WHAT THIS TASK INVOLVES
Print each entry verbatim.

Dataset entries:
——————
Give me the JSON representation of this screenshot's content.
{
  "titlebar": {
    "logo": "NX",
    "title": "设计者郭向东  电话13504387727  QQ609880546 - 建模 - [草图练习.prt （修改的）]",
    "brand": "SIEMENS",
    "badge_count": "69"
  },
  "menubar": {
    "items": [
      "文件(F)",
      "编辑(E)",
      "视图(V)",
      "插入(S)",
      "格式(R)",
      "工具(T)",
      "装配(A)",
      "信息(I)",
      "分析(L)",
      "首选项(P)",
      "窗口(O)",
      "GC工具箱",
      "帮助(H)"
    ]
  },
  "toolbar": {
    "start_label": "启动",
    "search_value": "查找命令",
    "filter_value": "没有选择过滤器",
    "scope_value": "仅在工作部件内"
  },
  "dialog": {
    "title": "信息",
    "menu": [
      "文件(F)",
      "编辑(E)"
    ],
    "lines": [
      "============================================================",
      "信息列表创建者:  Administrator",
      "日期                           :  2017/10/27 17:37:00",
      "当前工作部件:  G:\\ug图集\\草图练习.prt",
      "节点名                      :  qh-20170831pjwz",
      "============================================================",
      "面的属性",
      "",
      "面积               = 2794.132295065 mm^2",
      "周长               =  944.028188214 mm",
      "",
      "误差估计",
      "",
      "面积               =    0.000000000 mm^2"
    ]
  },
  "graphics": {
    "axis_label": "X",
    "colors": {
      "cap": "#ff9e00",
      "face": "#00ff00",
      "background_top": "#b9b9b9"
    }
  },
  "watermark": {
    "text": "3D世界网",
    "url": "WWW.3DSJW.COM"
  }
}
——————
TASK RESPONSE
Give me the JSON representation of this screenshot's content.
{
  "titlebar": {
    "logo": "NX",
    "title": "设计者郭向东  电话13504387727  QQ609880546 - 建模 - [草图练习.prt （修改的）]",
    "brand": "SIEMENS",
    "badge_count": "69"
  },
  "menubar": {
    "items": [
      "文件(F)",
      "编辑(E)",
      "视图(V)",
      "插入(S)",
      "格式(R)",
      "工具(T)",
      "装配(A)",
      "信息(I)",
      "分析(L)",
      "首选项(P)",
      "窗口(O)",
      "GC工具箱",
      "帮助(H)"
    ]
  },
  "toolbar": {
    "start_label": "启动",
    "search_value": "查找命令",
    "filter_value": "没有选择过滤器",
    "scope_value": "仅在工作部件内"
  },
  "dialog": {
    "title": "信息",
    "menu": [
      "文件(F)",
      "编辑(E)"
    ],
    "lines": [
      "============================================================",
      "信息列表创建者:  Administrator",
      "日期                           :  2017/10/27 17:37:00",
      "当前工作部件:  G:\\ug图集\\草图练习.prt",
      "节点名                      :  qh-20170831pjwz",
      "============================================================",
      "面的属性",
      "",
      "面积               = 2794.132295065 mm^2",
      "周长               =  944.028188214 mm",
      "",
      "误差估计",
      "",
      "面积               =    0.000000000 mm^2"
    ]
  },
  "graphics": {
    "axis_label": "X",
    "colors": {
      "cap": "#ff9e00",
      "face": "#00ff00",
      "background_top": "#b9b9b9"
    }
  },
  "watermark": {
    "text": "3D世界网",
    "url": "WWW.3DSJW.COM"
  }
}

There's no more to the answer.